Things were up in the air as far as a teaching job to go along with Gano’s coaching job, which quite possibly could have been a deal breaker that sent the veteran coach looking for other things had the school not provided a day job.

Gano was hired this past winter to revive Wilson’s dormant football program. Gano won four CIF championships across town at rival Los Altos.

Charter Oak vs. Monrovia Class of 2018 (this year’s frosh teams) in passing game … Little Lou Farrar playing QB for CO and the Valley’s next freak girls athlete Jasmine Flores (2:03 mark in video) playing corner for M-Town …

WATCH JASMINE FLORES at 2:03 mark of video.

Aram’s Take: I remember Little Lou, son of CO offensive coordinator Dom Farrar, bawling after a CO playoff loss when he was the ball boy.
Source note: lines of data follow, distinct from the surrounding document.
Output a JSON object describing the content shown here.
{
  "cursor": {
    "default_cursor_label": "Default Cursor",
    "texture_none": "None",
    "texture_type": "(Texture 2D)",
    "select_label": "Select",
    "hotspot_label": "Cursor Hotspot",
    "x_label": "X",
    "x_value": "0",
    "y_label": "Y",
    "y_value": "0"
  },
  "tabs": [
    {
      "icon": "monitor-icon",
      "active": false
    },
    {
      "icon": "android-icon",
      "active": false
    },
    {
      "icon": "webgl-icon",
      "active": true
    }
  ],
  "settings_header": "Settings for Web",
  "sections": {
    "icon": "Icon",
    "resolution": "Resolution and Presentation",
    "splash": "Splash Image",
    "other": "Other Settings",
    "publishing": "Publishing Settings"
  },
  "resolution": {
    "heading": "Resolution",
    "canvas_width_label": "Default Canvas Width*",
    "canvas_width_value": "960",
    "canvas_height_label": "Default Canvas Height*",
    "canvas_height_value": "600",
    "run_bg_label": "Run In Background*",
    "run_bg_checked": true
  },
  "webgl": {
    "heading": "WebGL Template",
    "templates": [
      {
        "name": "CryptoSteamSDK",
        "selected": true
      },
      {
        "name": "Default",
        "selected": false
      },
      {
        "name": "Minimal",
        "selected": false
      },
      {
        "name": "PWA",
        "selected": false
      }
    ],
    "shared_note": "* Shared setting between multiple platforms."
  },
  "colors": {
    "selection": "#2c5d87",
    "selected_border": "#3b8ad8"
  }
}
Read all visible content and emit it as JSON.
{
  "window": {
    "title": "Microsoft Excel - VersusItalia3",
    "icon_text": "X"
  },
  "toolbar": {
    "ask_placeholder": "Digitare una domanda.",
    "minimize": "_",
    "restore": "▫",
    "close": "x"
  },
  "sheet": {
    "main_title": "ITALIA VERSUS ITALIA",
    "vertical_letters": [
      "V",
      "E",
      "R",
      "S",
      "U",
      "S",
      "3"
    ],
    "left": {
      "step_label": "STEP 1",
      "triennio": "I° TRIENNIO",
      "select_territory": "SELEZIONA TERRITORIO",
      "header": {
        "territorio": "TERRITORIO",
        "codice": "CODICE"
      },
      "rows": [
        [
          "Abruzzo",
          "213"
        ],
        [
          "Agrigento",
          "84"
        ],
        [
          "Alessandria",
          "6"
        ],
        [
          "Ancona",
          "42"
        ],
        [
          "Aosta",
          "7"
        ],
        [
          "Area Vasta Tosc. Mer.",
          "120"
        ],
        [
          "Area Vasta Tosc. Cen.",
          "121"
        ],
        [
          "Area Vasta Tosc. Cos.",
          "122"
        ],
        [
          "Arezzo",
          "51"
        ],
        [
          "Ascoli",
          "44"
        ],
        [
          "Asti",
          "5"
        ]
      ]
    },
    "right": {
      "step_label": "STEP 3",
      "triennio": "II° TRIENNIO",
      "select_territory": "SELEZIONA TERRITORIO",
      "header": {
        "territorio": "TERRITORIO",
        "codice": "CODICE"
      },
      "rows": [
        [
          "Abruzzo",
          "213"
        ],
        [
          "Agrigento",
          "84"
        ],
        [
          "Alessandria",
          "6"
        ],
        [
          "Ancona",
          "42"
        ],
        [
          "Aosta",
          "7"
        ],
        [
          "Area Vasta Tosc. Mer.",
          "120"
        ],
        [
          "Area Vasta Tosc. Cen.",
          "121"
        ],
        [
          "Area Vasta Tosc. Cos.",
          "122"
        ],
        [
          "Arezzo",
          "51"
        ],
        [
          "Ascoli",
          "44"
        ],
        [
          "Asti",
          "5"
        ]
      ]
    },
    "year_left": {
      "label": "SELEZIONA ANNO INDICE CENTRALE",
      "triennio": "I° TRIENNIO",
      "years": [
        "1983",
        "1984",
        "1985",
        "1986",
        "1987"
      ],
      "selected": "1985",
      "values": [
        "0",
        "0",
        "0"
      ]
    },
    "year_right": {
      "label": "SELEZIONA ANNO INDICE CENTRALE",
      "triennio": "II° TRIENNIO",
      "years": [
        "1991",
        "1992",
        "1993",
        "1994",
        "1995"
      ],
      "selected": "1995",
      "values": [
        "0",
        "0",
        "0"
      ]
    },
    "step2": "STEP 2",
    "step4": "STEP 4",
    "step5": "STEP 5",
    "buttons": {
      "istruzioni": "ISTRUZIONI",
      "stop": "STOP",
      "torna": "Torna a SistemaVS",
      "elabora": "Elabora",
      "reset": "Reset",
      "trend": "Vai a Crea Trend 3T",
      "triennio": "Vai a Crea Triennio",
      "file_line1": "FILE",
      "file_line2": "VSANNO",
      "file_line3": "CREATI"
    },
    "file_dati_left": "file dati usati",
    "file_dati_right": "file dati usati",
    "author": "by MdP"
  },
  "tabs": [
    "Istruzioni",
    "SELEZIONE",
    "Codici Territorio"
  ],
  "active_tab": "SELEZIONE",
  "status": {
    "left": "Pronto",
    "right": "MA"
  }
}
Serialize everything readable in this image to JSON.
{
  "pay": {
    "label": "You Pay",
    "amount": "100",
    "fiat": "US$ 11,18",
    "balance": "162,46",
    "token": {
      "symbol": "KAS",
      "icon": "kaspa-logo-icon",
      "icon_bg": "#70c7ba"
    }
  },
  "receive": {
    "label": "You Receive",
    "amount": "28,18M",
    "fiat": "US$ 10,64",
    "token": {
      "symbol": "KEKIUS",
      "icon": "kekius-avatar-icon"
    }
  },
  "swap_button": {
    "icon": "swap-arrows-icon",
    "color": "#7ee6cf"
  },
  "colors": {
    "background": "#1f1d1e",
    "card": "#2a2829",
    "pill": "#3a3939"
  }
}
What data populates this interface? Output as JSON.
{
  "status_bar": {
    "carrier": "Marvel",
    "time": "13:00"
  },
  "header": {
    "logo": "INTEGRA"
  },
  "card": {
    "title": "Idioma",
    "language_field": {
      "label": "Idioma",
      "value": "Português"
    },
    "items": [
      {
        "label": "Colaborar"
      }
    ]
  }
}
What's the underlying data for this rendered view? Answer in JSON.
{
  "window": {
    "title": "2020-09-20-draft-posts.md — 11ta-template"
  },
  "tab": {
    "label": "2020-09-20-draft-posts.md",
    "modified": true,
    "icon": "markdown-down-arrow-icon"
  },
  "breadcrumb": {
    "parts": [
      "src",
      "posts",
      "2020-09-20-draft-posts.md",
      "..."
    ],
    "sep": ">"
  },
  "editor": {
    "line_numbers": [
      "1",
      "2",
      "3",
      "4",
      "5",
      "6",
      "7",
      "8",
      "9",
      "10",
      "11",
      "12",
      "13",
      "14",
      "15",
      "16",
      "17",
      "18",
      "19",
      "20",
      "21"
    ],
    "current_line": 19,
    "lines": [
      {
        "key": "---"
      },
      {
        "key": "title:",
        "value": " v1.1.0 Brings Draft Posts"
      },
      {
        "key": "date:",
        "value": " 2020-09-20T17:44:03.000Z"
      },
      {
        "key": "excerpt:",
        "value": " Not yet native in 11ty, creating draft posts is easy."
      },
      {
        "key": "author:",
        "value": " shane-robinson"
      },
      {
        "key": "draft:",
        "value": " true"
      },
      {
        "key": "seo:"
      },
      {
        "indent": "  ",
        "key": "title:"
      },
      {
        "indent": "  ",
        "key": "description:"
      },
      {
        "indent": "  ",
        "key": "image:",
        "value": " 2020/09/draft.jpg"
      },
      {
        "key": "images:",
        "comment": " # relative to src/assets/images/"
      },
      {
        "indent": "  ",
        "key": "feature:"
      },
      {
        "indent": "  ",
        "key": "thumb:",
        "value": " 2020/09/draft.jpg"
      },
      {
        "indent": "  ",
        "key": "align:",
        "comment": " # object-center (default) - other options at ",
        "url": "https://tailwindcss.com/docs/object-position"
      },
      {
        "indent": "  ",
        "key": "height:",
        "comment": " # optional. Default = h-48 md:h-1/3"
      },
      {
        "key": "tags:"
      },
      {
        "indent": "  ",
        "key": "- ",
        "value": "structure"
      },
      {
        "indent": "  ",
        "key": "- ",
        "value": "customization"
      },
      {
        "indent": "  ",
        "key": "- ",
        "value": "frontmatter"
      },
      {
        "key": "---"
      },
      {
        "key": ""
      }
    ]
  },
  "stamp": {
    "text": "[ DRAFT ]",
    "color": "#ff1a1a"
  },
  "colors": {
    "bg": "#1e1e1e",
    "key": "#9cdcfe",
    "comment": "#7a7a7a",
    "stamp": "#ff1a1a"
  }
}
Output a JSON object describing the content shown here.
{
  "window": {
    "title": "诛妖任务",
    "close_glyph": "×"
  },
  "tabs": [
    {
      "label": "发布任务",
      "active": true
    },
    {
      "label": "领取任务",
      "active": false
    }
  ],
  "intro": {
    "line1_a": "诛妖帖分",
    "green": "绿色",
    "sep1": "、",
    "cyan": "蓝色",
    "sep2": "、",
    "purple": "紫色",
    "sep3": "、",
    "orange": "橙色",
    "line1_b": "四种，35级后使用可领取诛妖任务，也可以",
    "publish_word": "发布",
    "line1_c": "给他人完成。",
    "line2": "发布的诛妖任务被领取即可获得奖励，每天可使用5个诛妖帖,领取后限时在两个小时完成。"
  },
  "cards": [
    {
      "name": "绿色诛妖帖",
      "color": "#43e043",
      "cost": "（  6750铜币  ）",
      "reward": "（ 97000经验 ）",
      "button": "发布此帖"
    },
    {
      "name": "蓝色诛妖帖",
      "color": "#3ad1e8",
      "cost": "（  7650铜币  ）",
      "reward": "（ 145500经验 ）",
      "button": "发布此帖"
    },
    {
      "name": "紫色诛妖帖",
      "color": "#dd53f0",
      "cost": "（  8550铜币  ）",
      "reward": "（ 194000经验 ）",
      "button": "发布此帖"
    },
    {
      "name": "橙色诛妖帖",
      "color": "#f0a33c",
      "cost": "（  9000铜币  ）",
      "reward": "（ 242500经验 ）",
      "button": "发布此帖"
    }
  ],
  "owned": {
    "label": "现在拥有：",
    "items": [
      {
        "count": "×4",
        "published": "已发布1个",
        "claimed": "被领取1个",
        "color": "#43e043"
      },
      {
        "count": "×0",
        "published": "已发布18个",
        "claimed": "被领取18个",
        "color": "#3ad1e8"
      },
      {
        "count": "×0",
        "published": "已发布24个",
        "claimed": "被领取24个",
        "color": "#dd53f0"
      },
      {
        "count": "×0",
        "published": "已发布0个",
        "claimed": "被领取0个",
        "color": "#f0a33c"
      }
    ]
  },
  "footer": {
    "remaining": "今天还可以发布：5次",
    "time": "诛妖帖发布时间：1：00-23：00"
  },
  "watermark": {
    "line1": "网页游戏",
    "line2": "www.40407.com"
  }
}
Now he’s in HS!!! How old am I? Good gawd. Little Lou has got some good height. And then there’s Jasmine Flores, who is supposed to be the next coming to girls sports in the SGV. She’s playing corner. GOOD FOR YOU, MIJA!!! They used to say that if Nikki Wheatley played football at Bonita, she would have been a standout. Can’t wait to see what Jasmine does.

Monrovia beats Buena Park to win SGV Shootout at Arroyo HS … Los Altos and CV bow out in semis …

New head coach. New quarterback. No problem.

Monrovia’s impressive summer passing circuit campaign under new head coach Chris Stevens continued on Saturday as QB Asaph Zamora and the Wildcats’ stable of top athletes were enough to beat Buena Park and win the SGV Shootout.

Monrovia beat Crescenta Valley in one semifinal to reach the championship. Buena Park beat Los Altos in the other semi.

The Wildcats will play in the Central Division this season and look like they’ll be up to the test if summer passing games are any indicator. The Wildcats also had an solid showing at the Bonita Air Assault two weeks ago.

Time to take South Hills serious? Huskies lose to Loyola in Tournament of Champions at Santa Fe HS championship game …

I heard several positive things about South Hills at the Bonita Air Assault and the Huskies were at it again on Saturday, taking second place in the Tournament of Champions at Santa Fe.

QB Garrett Fonseca is back for the Huskies, but I thought the rest of the skill spots looked shaky on paper. Guess not. Supposedly this team is just fine at receiver, thank you very much.

Making the finals on Saturday before losing to Loyola is pretty solid. Where the Huskies fit in the Palomares League is anybody’s guess, though. But it’s clear they’re going to have the skill players to run around with Glendora and Ayala and the rest.